The sad demise of Ben Zion Shenker has left a void which cannot be filled in the world of Jewish spirituality.
Our nation has been able to slowly begin to recover from the trauma of the Holocaust partly because of the revival and proliferation of Chassidic music. Ben Zion was the pioneer of this revival and the first to issue a recording of such music. It was exactly sixty years ago that the first phonograph record of Chassidic melodies was released at his initiative, and it was then that the Jewish world was introduced to his mellifluous and inspiring voice, a voice that has become familiar to all of us. In that record, he began the process of preserving the repertoire of the music of the Modzitzer Chassidic dynasty, a national treasure that would have been lost were it not for Ben Zion.
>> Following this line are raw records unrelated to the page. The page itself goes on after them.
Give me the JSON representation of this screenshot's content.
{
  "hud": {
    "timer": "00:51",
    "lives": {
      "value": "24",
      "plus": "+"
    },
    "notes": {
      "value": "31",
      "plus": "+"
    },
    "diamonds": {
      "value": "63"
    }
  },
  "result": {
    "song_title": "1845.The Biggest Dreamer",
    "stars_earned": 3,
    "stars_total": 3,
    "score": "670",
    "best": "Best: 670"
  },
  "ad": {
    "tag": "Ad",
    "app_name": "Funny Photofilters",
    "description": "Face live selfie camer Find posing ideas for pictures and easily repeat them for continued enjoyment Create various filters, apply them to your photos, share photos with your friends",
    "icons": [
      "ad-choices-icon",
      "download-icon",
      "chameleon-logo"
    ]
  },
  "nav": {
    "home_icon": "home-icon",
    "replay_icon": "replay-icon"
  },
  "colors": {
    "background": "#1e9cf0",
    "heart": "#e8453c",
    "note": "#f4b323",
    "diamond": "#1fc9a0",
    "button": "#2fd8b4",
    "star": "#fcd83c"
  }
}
That record was soon followed by recordings of the music of other Chassidic groups, and of course the music of Shlomo Carlebach, who considered Ben Zion one of his mentors.
Ben Zion Shenker himself composed over a thousand of his own niggunim, including such universally popular songs as his Mizmor L’Dovid, Aishes Chayil, and Yasis Alayich. He released a new CD just weeks ago and planned to release another one shortly. He was nearly 92 years old at the time of his passing, yet he composed several new melodies in honor of the most recent Yamim Noraim, and conducted the Neilah service this past Yom Kippur.
I had a close personal relationship with Ben Zion Shenker, who typically insisted that he be referred to as Ben Zion and not as Rabbi Shenker, although he had semichah and was a talmid chacham in his own right. I was privileged to daven at the Modzitzer shtiebel with him for many years and kept up a lifelong friendship with regular monthly phone calls for many decades. From time to time, he would send me informal recordings of his melodies and shared with me his vast knowledge of the history of the Modzitzer Chassidic leaders, their followers, and their huge treasure of Torah and neginah.
The Modzitzer Rebbeim, including the current Rebbe, R’ Chaim Shaul Taub of Bnai Brak Israel, were all gifted composers. But they encouraged their followers to compose niggunim of their own, and many did. Ben Zion long ago joined the list of such followers. Moreover, he undoubtedly heads that list because of his own creative contributions, and it is to him that Modzitzer music owes its very survival and its current growing popularity.
Personally, I cannot confine my words about him to his music alone. He was able to unfailingly attach his melodies to appropriate texts, displaying an uncanny ability to interpret those texts and instill in them new spiritual significance. He was humble and indeed self-effacing. He sensitively shared in the semachos of his friends and family, composing new tunes in honor of numerous weddings. In fact, he composed an unforgettable new melody in honor of my own marriage to Chavi, a granddaughter of the second Modzitzer Rebbe, R’ Shaul Taub, to whom he was especially attached.
With his passing, I lost a friend. The world lost a connection to the unique spiritual depth of Jewish music that he created and preserved. Thankfully, the world can retain some of that connection through his many recordings. But I have lost a friend, irrevocably.
May his memory be a blessing.
The words of this author reflect his/her own opinions and do not necessarily represent the official position of the Orthodox Union.